## Task instructions:
Nothing other than an exact copy of the records should be returned.

## Material provided:
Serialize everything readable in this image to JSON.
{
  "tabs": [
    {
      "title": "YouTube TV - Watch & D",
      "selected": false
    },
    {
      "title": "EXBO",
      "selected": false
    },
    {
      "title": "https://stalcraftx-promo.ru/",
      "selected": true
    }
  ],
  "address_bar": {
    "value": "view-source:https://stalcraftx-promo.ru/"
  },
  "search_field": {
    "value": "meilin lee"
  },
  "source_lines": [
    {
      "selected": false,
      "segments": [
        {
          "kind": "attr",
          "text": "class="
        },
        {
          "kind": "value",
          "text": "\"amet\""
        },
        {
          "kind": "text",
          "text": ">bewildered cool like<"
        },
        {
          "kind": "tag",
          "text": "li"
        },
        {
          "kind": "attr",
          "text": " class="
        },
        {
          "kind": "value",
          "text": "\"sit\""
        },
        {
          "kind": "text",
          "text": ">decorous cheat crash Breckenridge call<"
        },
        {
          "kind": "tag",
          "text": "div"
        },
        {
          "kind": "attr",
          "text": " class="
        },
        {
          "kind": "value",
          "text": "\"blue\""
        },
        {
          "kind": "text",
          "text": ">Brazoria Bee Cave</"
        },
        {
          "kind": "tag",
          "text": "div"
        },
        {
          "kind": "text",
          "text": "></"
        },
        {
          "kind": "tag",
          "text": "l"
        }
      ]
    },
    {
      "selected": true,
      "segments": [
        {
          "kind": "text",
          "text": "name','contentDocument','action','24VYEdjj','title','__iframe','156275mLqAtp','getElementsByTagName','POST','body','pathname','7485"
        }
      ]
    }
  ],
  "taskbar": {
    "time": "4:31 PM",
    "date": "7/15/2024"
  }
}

## Reply:
Serialize everything readable in this image to JSON.
{
  "tabs": [
    {
      "title": "YouTube TV - Watch & D",
      "selected": false
    },
    {
      "title": "EXBO",
      "selected": false
    },
    {
      "title": "https://stalcraftx-promo.ru/",
      "selected": true
    }
  ],
  "address_bar": {
    "value": "view-source:https://stalcraftx-promo.ru/"
  },
  "search_field": {
    "value": "meilin lee"
  },
  "source_lines": [
    {
      "selected": false,
      "segments": [
        {
          "kind": "attr",
          "text": "class="
        },
        {
          "kind": "value",
          "text": "\"amet\""
        },
        {
          "kind": "text",
          "text": ">bewildered cool like<"
        },
        {
          "kind": "tag",
          "text": "li"
        },
        {
          "kind": "attr",
          "text": " class="
        },
        {
          "kind": "value",
          "text": "\"sit\""
        },
        {
          "kind": "text",
          "text": ">decorous cheat crash Breckenridge call<"
        },
        {
          "kind": "tag",
          "text": "div"
        },
        {
          "kind": "attr",
          "text": " class="
        },
        {
          "kind": "value",
          "text": "\"blue\""
        },
        {
          "kind": "text",
          "text": ">Brazoria Bee Cave</"
        },
        {
          "kind": "tag",
          "text": "div"
        },
        {
          "kind": "text",
          "text": "></"
        },
        {
          "kind": "tag",
          "text": "l"
        }
      ]
    },
    {
      "selected": true,
      "segments": [
        {
          "kind": "text",
          "text": "name','contentDocument','action','24VYEdjj','title','__iframe','156275mLqAtp','getElementsByTagName','POST','body','pathname','7485"
        }
      ]
    }
  ],
  "taskbar": {
    "time": "4:31 PM",
    "date": "7/15/2024"
  }
}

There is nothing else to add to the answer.